[Extracted information — start]

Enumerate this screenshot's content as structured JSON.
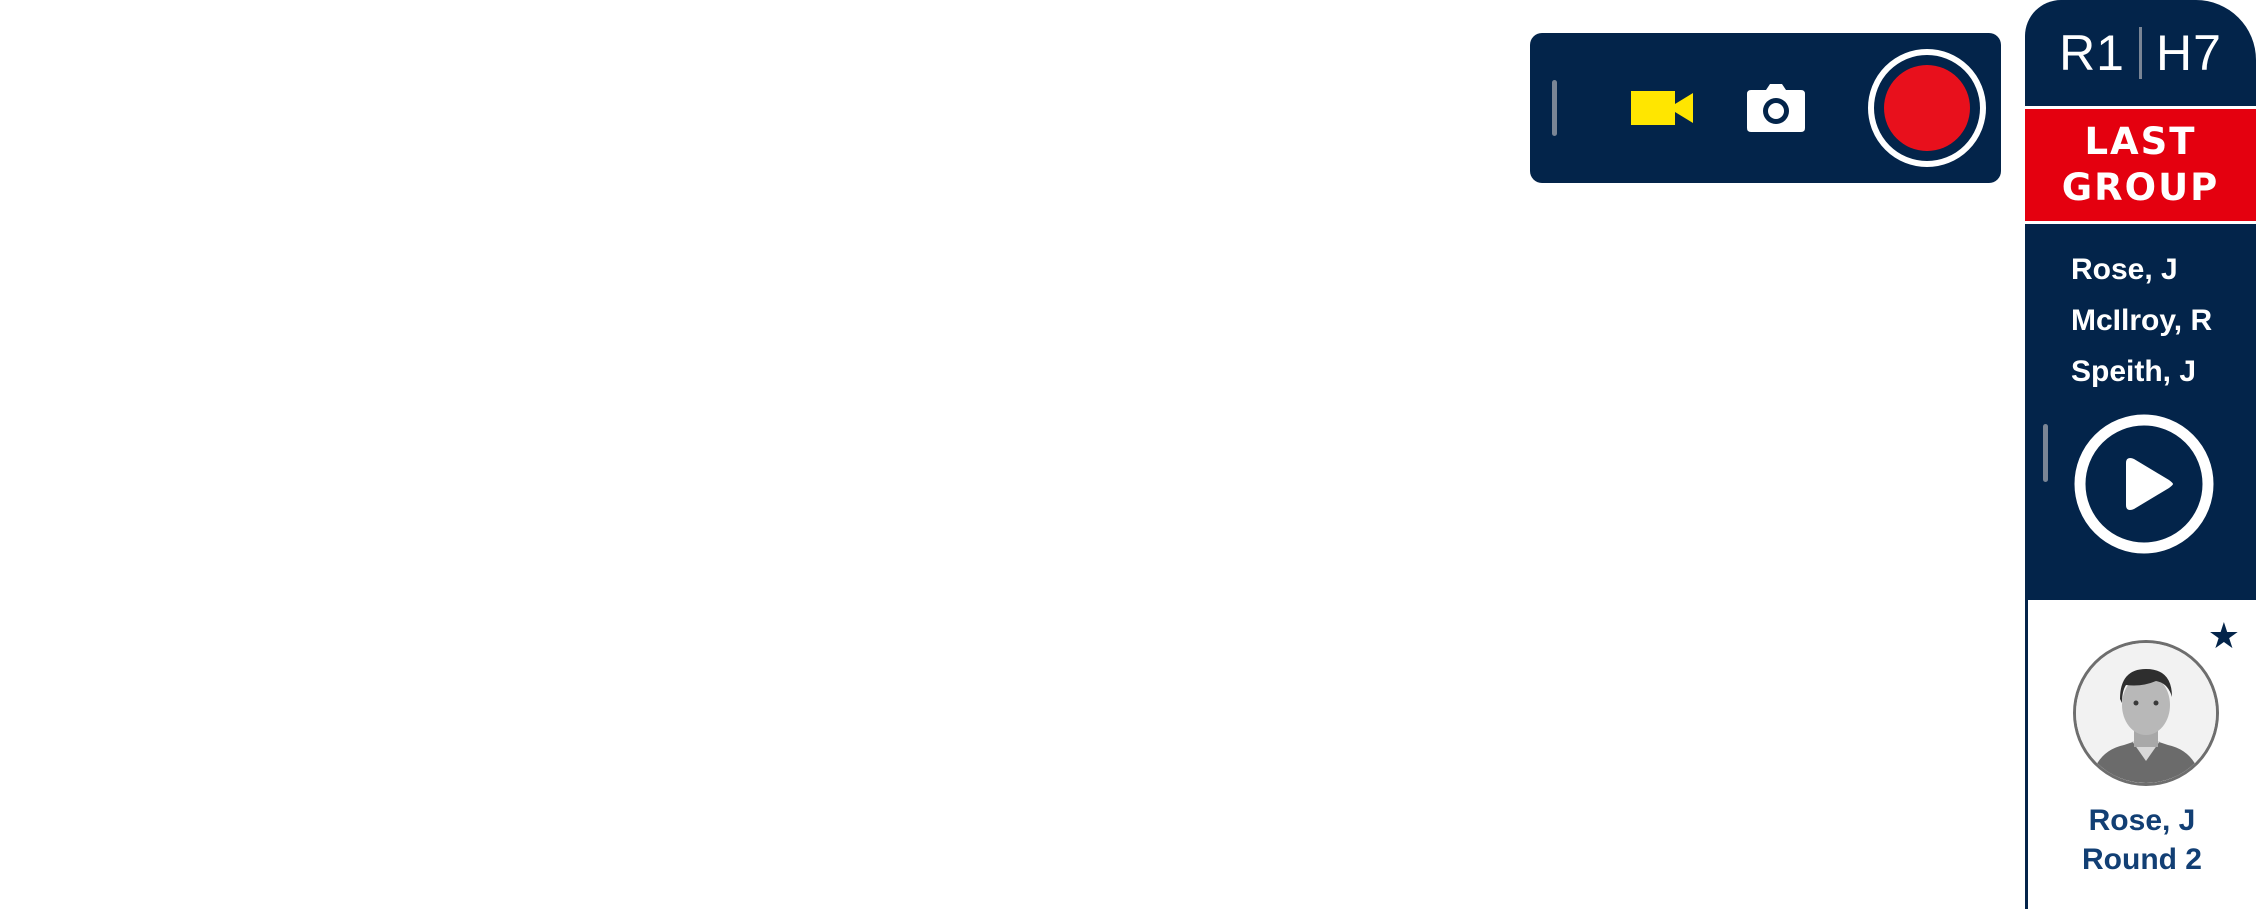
{
  "toolbar": {
    "icons": {
      "handle": "drag-handle",
      "video": "video-camera-icon",
      "camera": "camera-icon",
      "record": "record-button"
    },
    "colors": {
      "background": "#03244a",
      "video_icon": "#ffe600",
      "record": "#e8101c"
    }
  },
  "sidebar": {
    "header": {
      "round": "R1",
      "hole": "H7"
    },
    "banner": {
      "line1": "LAST",
      "line2": "GROUP",
      "color": "#e4000f"
    },
    "group": {
      "players": [
        "Rose, J",
        "McIlroy, R",
        "Speith, J"
      ],
      "play_icon": "play-icon"
    },
    "card": {
      "star_icon": "star-icon",
      "player_name": "Rose, J",
      "round": "Round 2",
      "name_color": "#123f74"
    },
    "colors": {
      "navy": "#03244a"
    }
  }
}
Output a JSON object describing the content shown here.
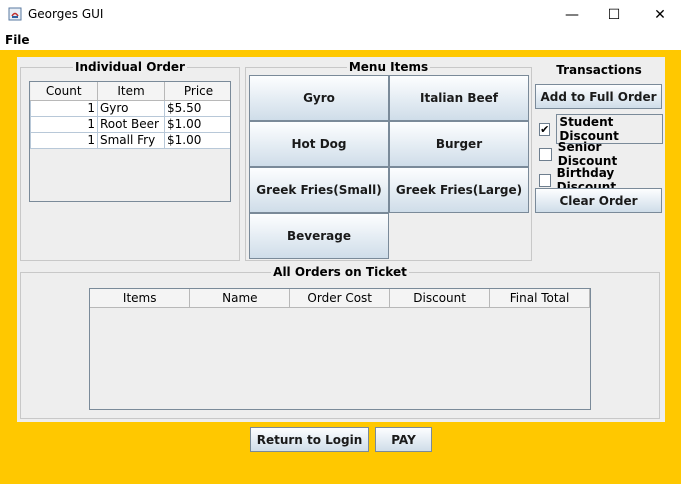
{
  "window": {
    "title": "Georges GUI",
    "minimize": "—",
    "maximize": "☐",
    "close": "✕"
  },
  "menu": {
    "file": "File"
  },
  "individual_order": {
    "title": "Individual Order",
    "columns": [
      "Count",
      "Item",
      "Price"
    ],
    "rows": [
      {
        "count": "1",
        "item": "Gyro",
        "price": "$5.50"
      },
      {
        "count": "1",
        "item": "Root Beer",
        "price": "$1.00"
      },
      {
        "count": "1",
        "item": "Small Fry",
        "price": "$1.00"
      }
    ]
  },
  "menu_items": {
    "title": "Menu Items",
    "buttons": [
      "Gyro",
      "Italian Beef",
      "Hot Dog",
      "Burger",
      "Greek Fries(Small)",
      "Greek Fries(Large)",
      "Beverage"
    ]
  },
  "transactions": {
    "title": "Transactions",
    "add_label": "Add to Full Order",
    "student": {
      "label": "Student Discount",
      "checked": "✔"
    },
    "senior": {
      "label": "Senior Discount",
      "checked": ""
    },
    "birthday": {
      "label": "Birthday Discount",
      "checked": ""
    },
    "clear_label": "Clear Order"
  },
  "all_orders": {
    "title": "All Orders on Ticket",
    "columns": [
      "Items",
      "Name",
      "Order Cost",
      "Discount",
      "Final Total"
    ]
  },
  "footer": {
    "return_label": "Return to Login",
    "pay_label": "PAY"
  },
  "colors": {
    "background": "#ffc800",
    "panel": "#eeeeee"
  }
}
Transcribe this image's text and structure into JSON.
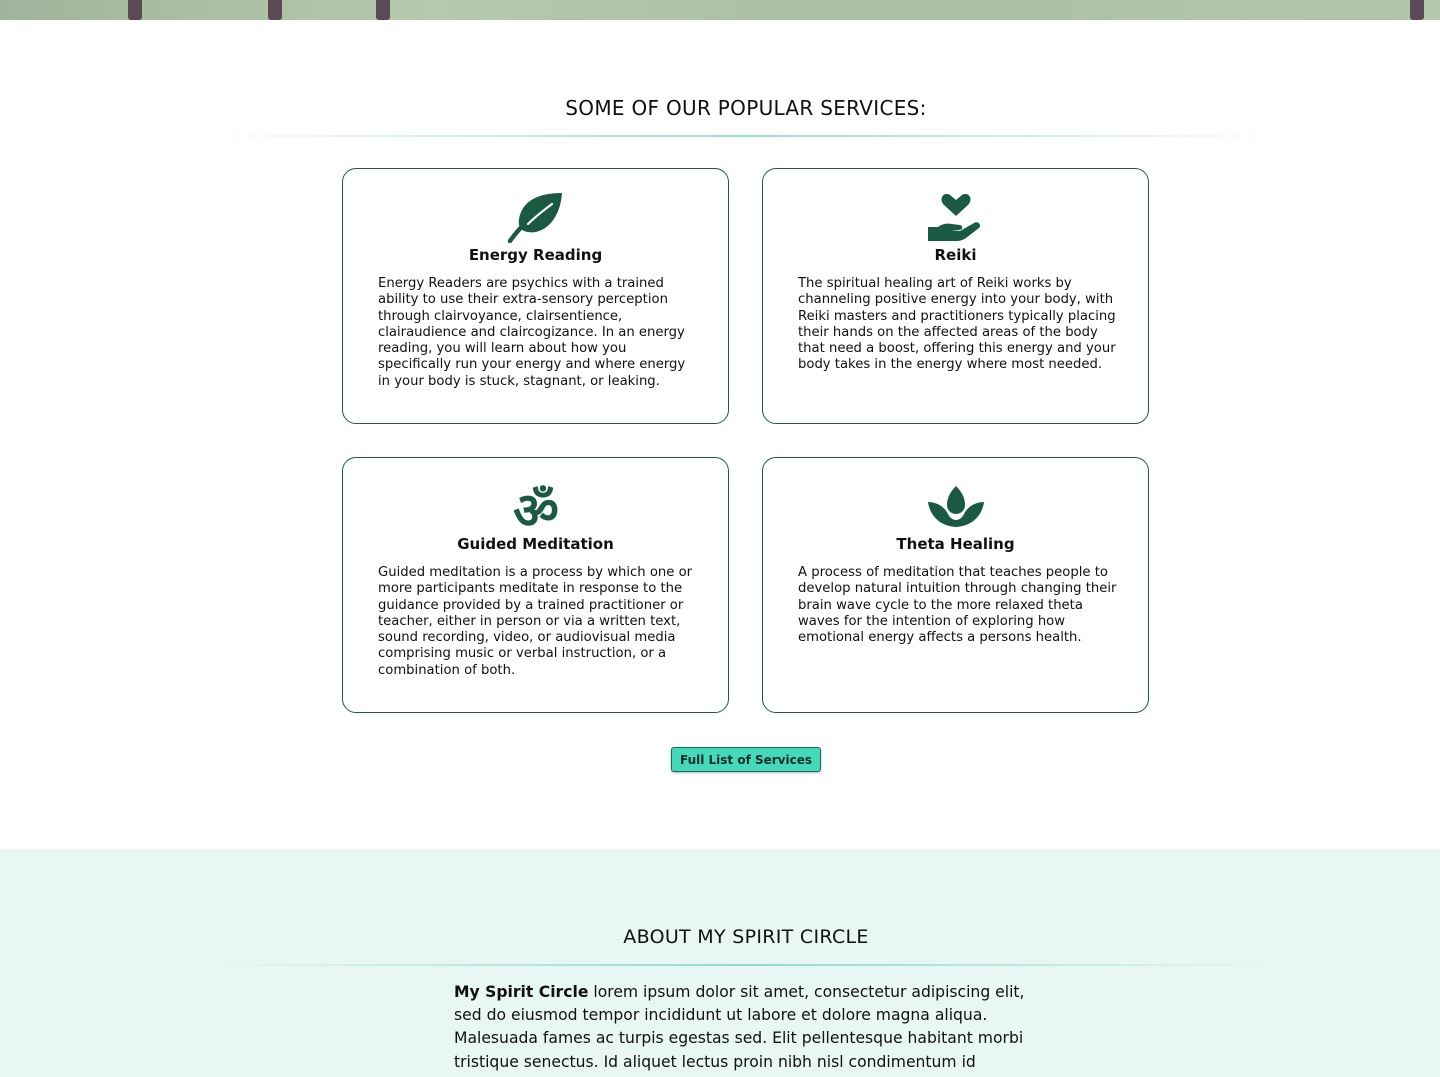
{
  "services": {
    "heading": "SOME OF OUR POPULAR SERVICES:",
    "cards": [
      {
        "icon": "leaf-icon",
        "title": "Energy Reading",
        "text": "Energy Readers are psychics with a trained ability to use their extra-sensory perception through clairvoyance, clairsentience, clairaudience and claircogizance. In an energy reading, you will learn about how you specifically run your energy and where energy in your body is stuck, stagnant, or leaking."
      },
      {
        "icon": "hand-holding-heart-icon",
        "title": "Reiki",
        "text": "The spiritual healing art of Reiki works by channeling positive energy into your body, with Reiki masters and practitioners typically placing their hands on the affected areas of the body that need a boost, offering this energy and your body takes in the energy where most needed."
      },
      {
        "icon": "om-icon",
        "title": "Guided Meditation",
        "text": "Guided meditation is a process by which one or more participants meditate in response to the guidance provided by a trained practitioner or teacher, either in person or via a written text, sound recording, video, or audiovisual media comprising music or verbal instruction, or a combination of both."
      },
      {
        "icon": "lotus-icon",
        "title": "Theta Healing",
        "text": "A process of meditation that teaches people to develop natural intuition through changing their brain wave cycle to the more relaxed theta waves for the intention of exploring how emotional energy affects a persons health."
      }
    ],
    "button_label": "Full List of Services"
  },
  "about": {
    "heading": "ABOUT MY SPIRIT CIRCLE",
    "brand": "My Spirit Circle",
    "text": " lorem ipsum dolor sit amet, consectetur adipiscing elit, sed do eiusmod tempor incididunt ut labore et dolore magna aliqua. Malesuada fames ac turpis egestas sed. Elit pellentesque habitant morbi tristique senectus. Id aliquet lectus proin nibh nisl condimentum id"
  },
  "colors": {
    "icon_green": "#1a5a42",
    "accent": "#45d9bb",
    "about_bg": "#e8f7f3"
  }
}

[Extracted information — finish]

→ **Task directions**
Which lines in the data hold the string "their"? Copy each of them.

→ **Answer to the exercise**
        "text": "Energy Readers are psychics with a trained ability to use their extra-sensory perception through clairvoyance, clairsentience, clairaudience and claircogizance. In an energy reading, you will learn about how you specifically run your energy and where energy in your body is stuck, stagnant, or leaking."
        "text": "The spiritual healing art of Reiki works by channeling positive energy into your body, with Reiki masters and practitioners typically placing their hands on the affected areas of the body that need a boost, offering this energy and your body takes in the energy where most needed."
        "text": "A process of meditation that teaches people to develop natural intuition through changing their brain wave cycle to the more relaxed theta waves for the intention of exploring how emotional energy affects a persons health."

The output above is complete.